Approach the cauldron and consider…

Cerridwen did not act alone –

What are the Tegid Foel qualities of your life? What is it that hold you, supports you, and how do you support others?

What are the Creirfyw qualities of your life? What is it that brings joy and beauty to your life?

What are the Afagddu qualities of your life? What is the nature of your shadow? How does it impact on your life? Consider whether or not Cerridwen actually asked her son if he wanted to change?

What are the Morda qualities of your life? How to you employ liminality in your work, and in your magic? What is the function of liminality?

What can you use as symbols of the above? When you have them in mind, approach the cauldron and cast them in. Will Cerridwen readily accept them? Remember – the cauldron will not boil the food of a coward.

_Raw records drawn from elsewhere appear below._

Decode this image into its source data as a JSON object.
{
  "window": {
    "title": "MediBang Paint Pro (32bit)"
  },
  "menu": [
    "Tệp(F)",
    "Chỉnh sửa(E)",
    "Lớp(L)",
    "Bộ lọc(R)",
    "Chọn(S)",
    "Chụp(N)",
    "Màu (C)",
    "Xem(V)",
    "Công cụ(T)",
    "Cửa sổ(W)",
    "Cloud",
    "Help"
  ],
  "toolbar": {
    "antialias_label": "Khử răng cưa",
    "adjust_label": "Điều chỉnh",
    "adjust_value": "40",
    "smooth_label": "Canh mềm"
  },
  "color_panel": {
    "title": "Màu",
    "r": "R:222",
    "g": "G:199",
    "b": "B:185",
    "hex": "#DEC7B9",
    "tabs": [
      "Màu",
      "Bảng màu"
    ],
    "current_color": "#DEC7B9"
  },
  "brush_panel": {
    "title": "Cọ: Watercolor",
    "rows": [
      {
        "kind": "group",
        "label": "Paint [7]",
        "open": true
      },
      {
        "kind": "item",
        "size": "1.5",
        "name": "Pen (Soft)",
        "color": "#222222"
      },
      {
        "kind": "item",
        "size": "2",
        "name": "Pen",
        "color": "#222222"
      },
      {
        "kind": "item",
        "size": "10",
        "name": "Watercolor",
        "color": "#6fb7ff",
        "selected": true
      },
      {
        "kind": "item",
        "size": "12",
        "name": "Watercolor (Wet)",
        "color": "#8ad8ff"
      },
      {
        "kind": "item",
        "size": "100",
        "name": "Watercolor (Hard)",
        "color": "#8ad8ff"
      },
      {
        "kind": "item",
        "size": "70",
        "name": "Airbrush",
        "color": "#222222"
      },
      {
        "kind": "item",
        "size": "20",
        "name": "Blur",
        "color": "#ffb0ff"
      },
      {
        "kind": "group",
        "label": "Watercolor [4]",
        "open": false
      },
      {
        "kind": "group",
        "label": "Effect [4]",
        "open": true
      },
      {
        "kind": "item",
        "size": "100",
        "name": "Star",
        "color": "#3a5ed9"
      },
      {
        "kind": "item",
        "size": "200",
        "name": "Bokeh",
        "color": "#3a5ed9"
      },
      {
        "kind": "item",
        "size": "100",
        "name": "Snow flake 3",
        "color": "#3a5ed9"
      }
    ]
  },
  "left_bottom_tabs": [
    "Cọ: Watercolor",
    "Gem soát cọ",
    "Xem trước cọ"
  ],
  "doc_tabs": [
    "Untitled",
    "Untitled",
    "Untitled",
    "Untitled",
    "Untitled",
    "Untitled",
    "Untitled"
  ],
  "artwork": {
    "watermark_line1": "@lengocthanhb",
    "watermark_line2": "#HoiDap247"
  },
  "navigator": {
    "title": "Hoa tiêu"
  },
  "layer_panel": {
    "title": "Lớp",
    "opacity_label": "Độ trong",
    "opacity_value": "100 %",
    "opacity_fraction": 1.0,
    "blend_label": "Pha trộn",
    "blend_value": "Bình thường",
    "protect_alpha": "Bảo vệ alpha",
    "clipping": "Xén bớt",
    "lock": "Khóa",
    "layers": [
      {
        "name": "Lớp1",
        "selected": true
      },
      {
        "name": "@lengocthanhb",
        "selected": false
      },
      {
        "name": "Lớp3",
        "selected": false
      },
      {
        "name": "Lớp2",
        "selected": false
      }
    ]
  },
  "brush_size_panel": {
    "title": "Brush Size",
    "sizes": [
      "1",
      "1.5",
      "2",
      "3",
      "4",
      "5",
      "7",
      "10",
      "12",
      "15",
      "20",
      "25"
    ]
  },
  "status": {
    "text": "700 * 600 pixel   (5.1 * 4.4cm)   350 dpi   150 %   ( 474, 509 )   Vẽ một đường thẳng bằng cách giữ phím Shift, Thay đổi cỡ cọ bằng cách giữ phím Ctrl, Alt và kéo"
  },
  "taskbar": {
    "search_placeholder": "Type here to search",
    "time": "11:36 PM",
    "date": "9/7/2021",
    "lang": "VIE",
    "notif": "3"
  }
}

Ponder within this space, and then slowly in your own time, bring your awareness back to the here and now. 

 

Until next time…….